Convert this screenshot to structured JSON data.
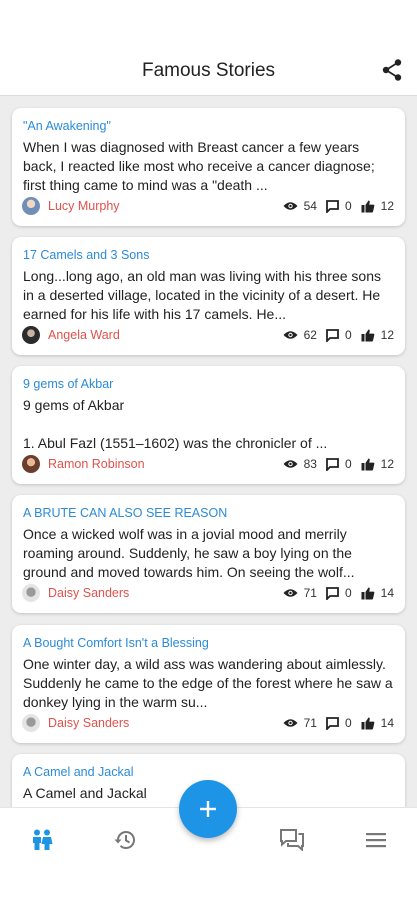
{
  "header": {
    "title": "Famous Stories"
  },
  "stories": [
    {
      "title": "\"An Awakening\"",
      "excerpt": "When I was diagnosed with Breast cancer a few years back, I reacted like most who receive a cancer diagnose; first thing came to mind was a \"death ...",
      "author": "Lucy Murphy",
      "views": "54",
      "comments": "0",
      "likes": "12"
    },
    {
      "title": "17 Camels and 3 Sons",
      "excerpt": "Long...long ago, an old man was living with his three sons in a deserted village, located in the vicinity of a desert. He earned for his life with his 17 camels. He...",
      "author": "Angela Ward",
      "views": "62",
      "comments": "0",
      "likes": "12"
    },
    {
      "title": "9 gems of Akbar",
      "excerpt": "9 gems of Akbar\n\n1. Abul Fazl (1551–1602) was the chronicler of ...",
      "author": "Ramon Robinson",
      "views": "83",
      "comments": "0",
      "likes": "12"
    },
    {
      "title": "A BRUTE CAN ALSO SEE REASON",
      "excerpt": "Once a wicked wolf was in a jovial mood and merrily roaming around. Suddenly, he saw a boy lying on the ground and moved towards him. On seeing the wolf...",
      "author": "Daisy Sanders",
      "views": "71",
      "comments": "0",
      "likes": "14"
    },
    {
      "title": "A Bought Comfort Isn't a Blessing",
      "excerpt": "One winter day, a wild ass was wandering about aimlessly. Suddenly he came to the edge of the forest where he saw a donkey lying in the warm su...",
      "author": "Daisy Sanders",
      "views": "71",
      "comments": "0",
      "likes": "14"
    },
    {
      "title": "A Camel and Jackal",
      "excerpt": "A Camel and Jackal",
      "author": "",
      "views": "",
      "comments": "",
      "likes": ""
    }
  ],
  "icons": {
    "share": "share-icon",
    "views": "eye-icon",
    "comments": "comment-icon",
    "likes": "thumbs-up-icon",
    "nav": [
      "people-icon",
      "history-icon",
      "add-icon",
      "chat-icon",
      "menu-icon"
    ]
  },
  "colors": {
    "accent": "#1e94e6",
    "title_link": "#2a8bd8",
    "author": "#e0524b"
  }
}
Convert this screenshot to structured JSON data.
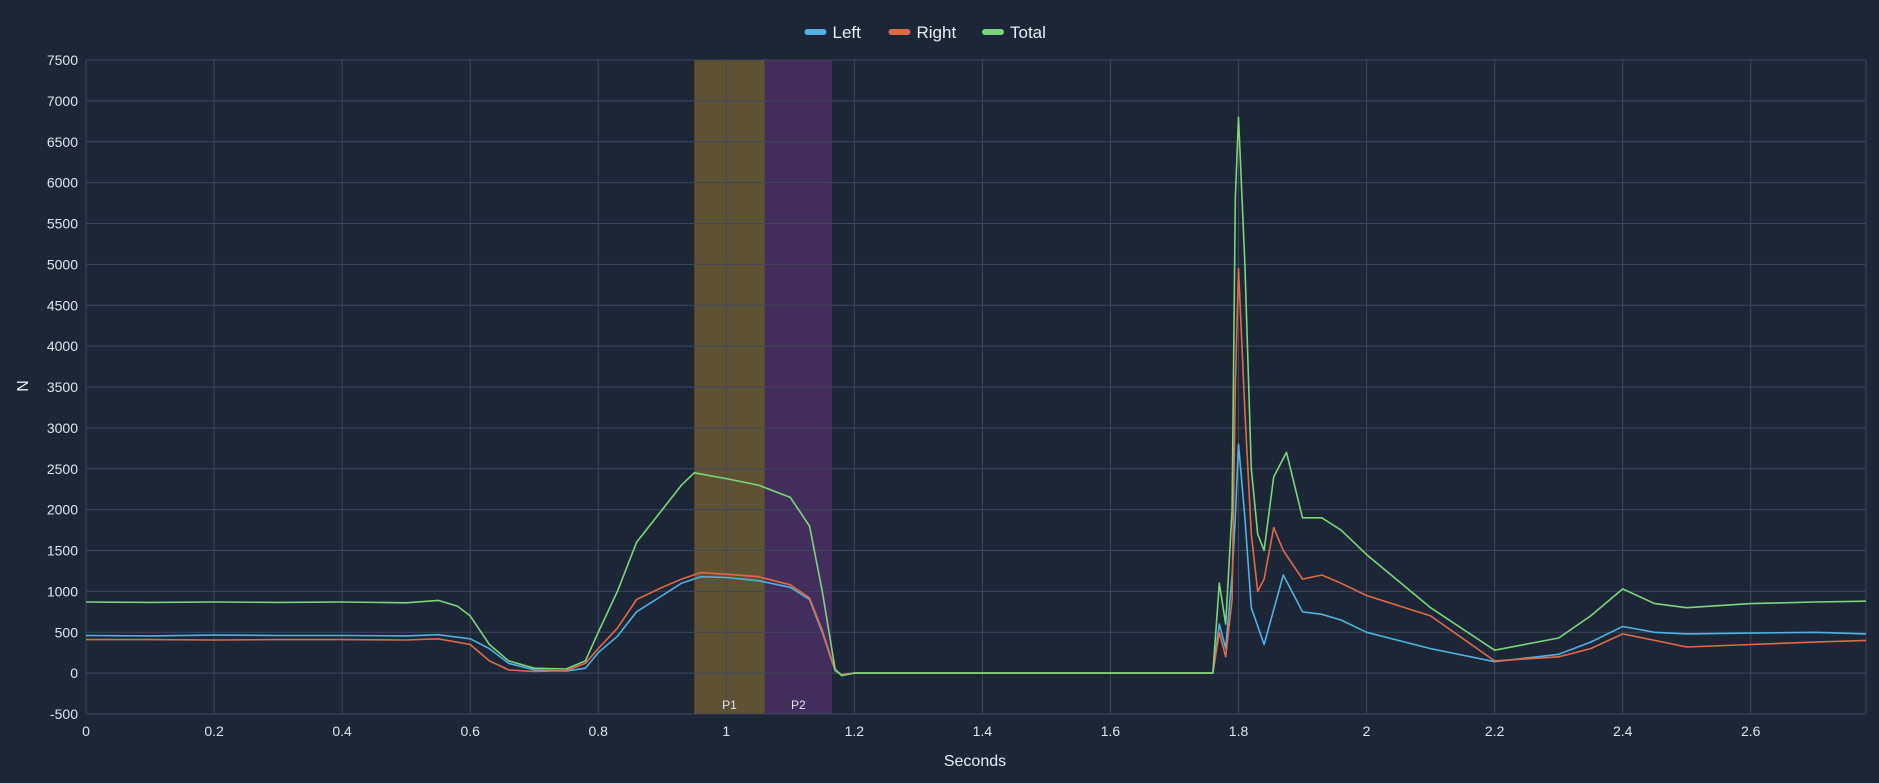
{
  "chart_data": {
    "type": "line",
    "xlabel": "Seconds",
    "ylabel": "N",
    "xlim": [
      0,
      2.78
    ],
    "ylim": [
      -500,
      7500
    ],
    "x_ticks": [
      0,
      0.2,
      0.4,
      0.6,
      0.8,
      1,
      1.2,
      1.4,
      1.6,
      1.8,
      2,
      2.2,
      2.4,
      2.6
    ],
    "x_tick_labels": [
      "0",
      "0.2",
      "0.4",
      "0.6",
      "0.8",
      "1",
      "1.2",
      "1.4",
      "1.6",
      "1.8",
      "2",
      "2.2",
      "2.4",
      "2.6"
    ],
    "y_ticks": [
      -500,
      0,
      500,
      1000,
      1500,
      2000,
      2500,
      3000,
      3500,
      4000,
      4500,
      5000,
      5500,
      6000,
      6500,
      7000,
      7500
    ],
    "y_tick_labels": [
      "-500",
      "0",
      "500",
      "1000",
      "1500",
      "2000",
      "2500",
      "3000",
      "3500",
      "4000",
      "4500",
      "5000",
      "5500",
      "6000",
      "6500",
      "7000",
      "7500"
    ],
    "grid": true,
    "legend_position": "top-center",
    "bands": [
      {
        "label": "P1",
        "x_start": 0.95,
        "x_end": 1.06,
        "color": "#6b5a33"
      },
      {
        "label": "P2",
        "x_start": 1.06,
        "x_end": 1.165,
        "color": "#4a2f63"
      }
    ],
    "series": [
      {
        "name": "Left",
        "color": "#4fb2e3",
        "points": [
          [
            0,
            460
          ],
          [
            0.1,
            455
          ],
          [
            0.2,
            465
          ],
          [
            0.3,
            460
          ],
          [
            0.4,
            460
          ],
          [
            0.5,
            455
          ],
          [
            0.55,
            470
          ],
          [
            0.6,
            420
          ],
          [
            0.63,
            300
          ],
          [
            0.66,
            120
          ],
          [
            0.7,
            40
          ],
          [
            0.75,
            25
          ],
          [
            0.78,
            60
          ],
          [
            0.8,
            250
          ],
          [
            0.83,
            450
          ],
          [
            0.86,
            750
          ],
          [
            0.9,
            950
          ],
          [
            0.93,
            1100
          ],
          [
            0.96,
            1180
          ],
          [
            1.0,
            1170
          ],
          [
            1.05,
            1130
          ],
          [
            1.1,
            1050
          ],
          [
            1.13,
            900
          ],
          [
            1.15,
            500
          ],
          [
            1.17,
            30
          ],
          [
            1.18,
            -20
          ],
          [
            1.2,
            0
          ],
          [
            1.4,
            0
          ],
          [
            1.6,
            0
          ],
          [
            1.76,
            0
          ],
          [
            1.77,
            600
          ],
          [
            1.78,
            300
          ],
          [
            1.79,
            1200
          ],
          [
            1.795,
            1900
          ],
          [
            1.8,
            2800
          ],
          [
            1.81,
            1900
          ],
          [
            1.82,
            800
          ],
          [
            1.84,
            350
          ],
          [
            1.87,
            1200
          ],
          [
            1.9,
            750
          ],
          [
            1.93,
            720
          ],
          [
            1.96,
            650
          ],
          [
            2.0,
            500
          ],
          [
            2.1,
            300
          ],
          [
            2.2,
            140
          ],
          [
            2.3,
            230
          ],
          [
            2.35,
            380
          ],
          [
            2.4,
            570
          ],
          [
            2.45,
            500
          ],
          [
            2.5,
            480
          ],
          [
            2.6,
            490
          ],
          [
            2.7,
            500
          ],
          [
            2.78,
            480
          ]
        ]
      },
      {
        "name": "Right",
        "color": "#e06a45",
        "points": [
          [
            0,
            410
          ],
          [
            0.1,
            410
          ],
          [
            0.2,
            405
          ],
          [
            0.3,
            410
          ],
          [
            0.4,
            410
          ],
          [
            0.5,
            405
          ],
          [
            0.55,
            420
          ],
          [
            0.6,
            350
          ],
          [
            0.63,
            150
          ],
          [
            0.66,
            40
          ],
          [
            0.7,
            20
          ],
          [
            0.75,
            30
          ],
          [
            0.78,
            120
          ],
          [
            0.8,
            300
          ],
          [
            0.83,
            550
          ],
          [
            0.86,
            900
          ],
          [
            0.9,
            1050
          ],
          [
            0.93,
            1150
          ],
          [
            0.96,
            1230
          ],
          [
            1.0,
            1210
          ],
          [
            1.05,
            1180
          ],
          [
            1.1,
            1080
          ],
          [
            1.13,
            920
          ],
          [
            1.15,
            520
          ],
          [
            1.17,
            40
          ],
          [
            1.18,
            -20
          ],
          [
            1.2,
            0
          ],
          [
            1.4,
            0
          ],
          [
            1.6,
            0
          ],
          [
            1.76,
            0
          ],
          [
            1.77,
            500
          ],
          [
            1.78,
            200
          ],
          [
            1.79,
            900
          ],
          [
            1.795,
            3500
          ],
          [
            1.8,
            4950
          ],
          [
            1.81,
            3200
          ],
          [
            1.82,
            1700
          ],
          [
            1.83,
            1000
          ],
          [
            1.84,
            1150
          ],
          [
            1.855,
            1780
          ],
          [
            1.87,
            1500
          ],
          [
            1.9,
            1150
          ],
          [
            1.93,
            1200
          ],
          [
            1.96,
            1100
          ],
          [
            2.0,
            950
          ],
          [
            2.1,
            700
          ],
          [
            2.2,
            150
          ],
          [
            2.3,
            200
          ],
          [
            2.35,
            300
          ],
          [
            2.4,
            480
          ],
          [
            2.45,
            400
          ],
          [
            2.5,
            320
          ],
          [
            2.6,
            350
          ],
          [
            2.7,
            380
          ],
          [
            2.78,
            400
          ]
        ]
      },
      {
        "name": "Total",
        "color": "#7bd67a",
        "points": [
          [
            0,
            870
          ],
          [
            0.1,
            865
          ],
          [
            0.2,
            870
          ],
          [
            0.3,
            865
          ],
          [
            0.4,
            870
          ],
          [
            0.5,
            860
          ],
          [
            0.55,
            890
          ],
          [
            0.58,
            820
          ],
          [
            0.6,
            700
          ],
          [
            0.63,
            350
          ],
          [
            0.66,
            150
          ],
          [
            0.7,
            60
          ],
          [
            0.75,
            50
          ],
          [
            0.78,
            150
          ],
          [
            0.8,
            500
          ],
          [
            0.83,
            1000
          ],
          [
            0.86,
            1600
          ],
          [
            0.9,
            2000
          ],
          [
            0.93,
            2300
          ],
          [
            0.95,
            2450
          ],
          [
            1.0,
            2380
          ],
          [
            1.05,
            2300
          ],
          [
            1.1,
            2150
          ],
          [
            1.13,
            1800
          ],
          [
            1.15,
            1000
          ],
          [
            1.17,
            50
          ],
          [
            1.18,
            -30
          ],
          [
            1.2,
            0
          ],
          [
            1.4,
            0
          ],
          [
            1.6,
            0
          ],
          [
            1.76,
            0
          ],
          [
            1.77,
            1100
          ],
          [
            1.78,
            600
          ],
          [
            1.785,
            1300
          ],
          [
            1.79,
            2000
          ],
          [
            1.795,
            5800
          ],
          [
            1.8,
            6800
          ],
          [
            1.81,
            5000
          ],
          [
            1.82,
            2500
          ],
          [
            1.83,
            1700
          ],
          [
            1.84,
            1500
          ],
          [
            1.855,
            2400
          ],
          [
            1.875,
            2700
          ],
          [
            1.9,
            1900
          ],
          [
            1.93,
            1900
          ],
          [
            1.96,
            1750
          ],
          [
            2.0,
            1450
          ],
          [
            2.1,
            800
          ],
          [
            2.2,
            280
          ],
          [
            2.3,
            430
          ],
          [
            2.35,
            700
          ],
          [
            2.4,
            1030
          ],
          [
            2.45,
            850
          ],
          [
            2.5,
            800
          ],
          [
            2.6,
            850
          ],
          [
            2.7,
            870
          ],
          [
            2.78,
            880
          ]
        ]
      }
    ]
  }
}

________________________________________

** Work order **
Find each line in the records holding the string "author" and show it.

** Problem solution **
      "author": "Lucy Murphy",
      "author": "Angela Ward",
      "author": "Ramon Robinson",
      "author": "Daisy Sanders",
      "author": "Daisy Sanders",
      "author": "",
    "author": "#e0524b"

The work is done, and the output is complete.